Copenhagen–Egypt is participating in the United Nations Framework Convention on Climate Change’s 15th Conference of the Parties (COP15) with an official delegation from various ministries and state agencies. One of the key negotiators in the Egyptian delegation is Helmy Abouleish, who founded the Egyptian National Competitiveness Council and is now the managing director of the Sekem Group, an enterprise that, among other projects, focuses on developing sustainable agriculture. As the COP15 talks heat up, Abouleish spoke to Al-Masry Al-Youm about the potentials for striking a binding deal in Copenhagen, Egypt’s aspirations from this deal, and the dynamic between developed and developing countries in the negotiations.
Al-Masry Al-Youm: What is your impression of the status of the negotiations here so far?
Helmy Abouleish: Generally speaking I have a very good impression of the negotiations. The international public pressure is so great that no politician can afford a failure. Nevertheless, the discussions are very harsh. The ANNEX 1 countries (industrialized countries) still do not make substantial commitments with respect to their own reductions and financing for developing countries. I am convinced that an agreement will be reached. However, this will only give a direction. A substantial number of questions have to be answered afterwards on how the results can be put into action. The real work only starts then. In the end, it is about the consumers and the private sector, which only will be touched by the results after 2012 [when the first commitment period of the Kyoto Protocol ends].
Al-Masry: What’s your expectation for the deal? Will it succeed, collapse, be a political agreement, a legal one? Will it build on Kyoto or be a brand new agreement?
Abouleish: I am convinced that a deal will be reached. I suppose that it will build on the Kyoto Protocol, despite the efforts of some ANNEX1 countries to drop it. I am also optimistic that the public pressure in the industrialized countries is large enough to ensure substantial commitments in terms of emission reductions and financing. However, again, the real work is still yet to come. Finally, any agreement has to be supported by the people. Everyone needs to, starting today, consider and reduce his impact on the climate.
Al-Masry: Sustainable agriculture is an important issue on the Egyptian agenda. Where is it in the context of the COP15 negotiations that you took part in?
Abouleish: The crucial importance of agriculture, and especially forestry, is undisputed in Copenhagen. There are basically two takes on how it can be included: First, in the context of amendments to the existing Kyoto Protocol, where it is limited by the current restrictions in scope. Furthermore, the Conference of Parties, where the countries that did not sign the Kyoto Protocol are also represented, will discuss this issue as well.
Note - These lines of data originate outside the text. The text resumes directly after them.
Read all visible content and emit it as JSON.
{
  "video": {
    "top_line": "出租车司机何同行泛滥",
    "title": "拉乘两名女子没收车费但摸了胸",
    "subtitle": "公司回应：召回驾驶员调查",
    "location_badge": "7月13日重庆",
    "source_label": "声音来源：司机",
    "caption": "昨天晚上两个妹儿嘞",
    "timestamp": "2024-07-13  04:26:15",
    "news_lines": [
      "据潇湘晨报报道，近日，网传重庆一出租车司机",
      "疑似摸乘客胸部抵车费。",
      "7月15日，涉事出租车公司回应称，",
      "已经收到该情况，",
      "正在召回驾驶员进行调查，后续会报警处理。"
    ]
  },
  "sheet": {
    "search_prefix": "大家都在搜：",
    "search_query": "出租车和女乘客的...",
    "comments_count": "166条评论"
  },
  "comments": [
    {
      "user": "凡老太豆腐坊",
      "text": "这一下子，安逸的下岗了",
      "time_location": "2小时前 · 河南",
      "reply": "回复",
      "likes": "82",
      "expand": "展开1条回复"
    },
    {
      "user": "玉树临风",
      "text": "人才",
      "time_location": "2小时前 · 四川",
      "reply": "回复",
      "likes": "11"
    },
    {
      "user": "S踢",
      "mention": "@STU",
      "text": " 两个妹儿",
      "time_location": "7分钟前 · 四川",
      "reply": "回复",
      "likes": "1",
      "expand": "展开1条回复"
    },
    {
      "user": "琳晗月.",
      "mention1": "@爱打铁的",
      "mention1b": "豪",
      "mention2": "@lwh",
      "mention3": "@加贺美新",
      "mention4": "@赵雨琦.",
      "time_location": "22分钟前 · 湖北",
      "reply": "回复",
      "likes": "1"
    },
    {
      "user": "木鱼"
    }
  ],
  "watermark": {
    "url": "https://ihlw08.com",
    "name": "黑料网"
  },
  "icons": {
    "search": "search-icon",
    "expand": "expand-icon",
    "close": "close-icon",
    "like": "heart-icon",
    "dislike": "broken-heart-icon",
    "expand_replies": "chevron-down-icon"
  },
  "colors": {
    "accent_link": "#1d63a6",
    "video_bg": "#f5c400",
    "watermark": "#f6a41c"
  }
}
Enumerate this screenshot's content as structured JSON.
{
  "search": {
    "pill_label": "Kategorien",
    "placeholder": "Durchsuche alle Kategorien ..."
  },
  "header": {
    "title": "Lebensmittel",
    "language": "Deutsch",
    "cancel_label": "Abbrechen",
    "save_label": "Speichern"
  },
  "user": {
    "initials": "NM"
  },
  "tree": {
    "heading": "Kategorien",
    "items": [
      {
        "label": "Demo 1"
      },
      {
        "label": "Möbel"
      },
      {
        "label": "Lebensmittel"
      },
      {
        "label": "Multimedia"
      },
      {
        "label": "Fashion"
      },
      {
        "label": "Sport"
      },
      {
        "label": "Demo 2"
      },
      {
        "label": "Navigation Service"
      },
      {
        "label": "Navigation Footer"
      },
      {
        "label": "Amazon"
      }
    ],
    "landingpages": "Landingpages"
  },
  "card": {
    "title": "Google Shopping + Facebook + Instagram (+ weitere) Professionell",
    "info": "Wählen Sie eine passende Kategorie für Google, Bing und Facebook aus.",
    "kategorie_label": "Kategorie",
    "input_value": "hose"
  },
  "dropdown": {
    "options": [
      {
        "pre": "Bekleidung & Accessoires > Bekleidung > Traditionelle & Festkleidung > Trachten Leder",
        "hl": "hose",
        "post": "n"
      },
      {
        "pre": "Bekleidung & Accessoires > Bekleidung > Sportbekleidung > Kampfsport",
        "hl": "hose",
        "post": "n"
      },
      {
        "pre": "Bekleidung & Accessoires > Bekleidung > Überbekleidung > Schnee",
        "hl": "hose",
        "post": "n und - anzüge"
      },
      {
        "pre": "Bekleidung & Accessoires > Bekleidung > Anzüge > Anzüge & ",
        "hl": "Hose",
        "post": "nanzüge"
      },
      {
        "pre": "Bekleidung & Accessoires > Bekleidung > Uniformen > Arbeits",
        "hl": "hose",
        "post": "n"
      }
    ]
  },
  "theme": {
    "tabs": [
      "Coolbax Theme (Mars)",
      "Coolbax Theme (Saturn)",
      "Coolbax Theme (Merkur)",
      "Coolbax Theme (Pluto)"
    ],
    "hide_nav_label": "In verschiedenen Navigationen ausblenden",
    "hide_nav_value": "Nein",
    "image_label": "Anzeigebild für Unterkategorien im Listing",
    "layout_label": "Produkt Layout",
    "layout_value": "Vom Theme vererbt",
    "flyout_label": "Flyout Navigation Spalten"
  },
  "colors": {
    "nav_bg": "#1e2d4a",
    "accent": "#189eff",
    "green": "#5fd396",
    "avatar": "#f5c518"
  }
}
Here, agriculture can either be included via a sectorial approach or via expanding the scope of the Reduced Emissions from Deforestation and Forest Degradation (REDD). However, all the non-Kyoto Protocol options still need a lot of research to form a sound scientific basis. Finally, the issue of sustainability has to be considered separately. There is a threat that the proposals create perverse incentives that undermine sustainability. In order to avoid this threat, specific requirements must be carefully developed. This has to be done in the next couple of years.
Al-Masry: How do you see the Egyptian business, industrial and social attitudes toward climate change commitments like carbon emission reductions?
Abouleish: First, due to its high vulnerability to drought and sea level rise, Egypt is one of the nations most affected by climate change. In the current situation, Egypt as a whole cannot make commitments for emissions’ reduction. Nevertheless, the public and private sector, as well as the consumer, should have in mind the importance of reducing emissions. There is a vast potential for reducing emissions, which goes hand in hand with reducing costs. Thus, we still have to do a lot in terms of awareness creation. Furthermore, there are huge funds available for supporting “green development,” mostly, but not exclusively, from the Clean Development Mechanism. At the moment Egypt still lacks the full capacity to make use of them. We urgently have to improve this, since it is how we can address climate change, social, and economic development simultaneously. The big success of the Egyptian Junior Business (EJB) event in December showed that climate change is a concern for the private sector. These efforts have to be continued and expanded.
Al-Masry: What’s your vision as an Egyptian businessman of the possible cooperation between less developed countries and developed countries on climate change issues, especially with regards to financial mechanisms, as well as mitigation?
Abouleish: Basically the Clean Development Mechanism is a great instrument to foster the cooperation between developed and less developed countries. However, it has to be improved. Right now, the procedures are still too complicated and too expensive. Thus, the crucial issue is how can we link international finance with small scale partners in less developed countries. An example is Egyptian farmers. These small scale problems have the highest potential for reduction and development per invested capital. As a businessman, I also want to increase the use of these instruments if possible.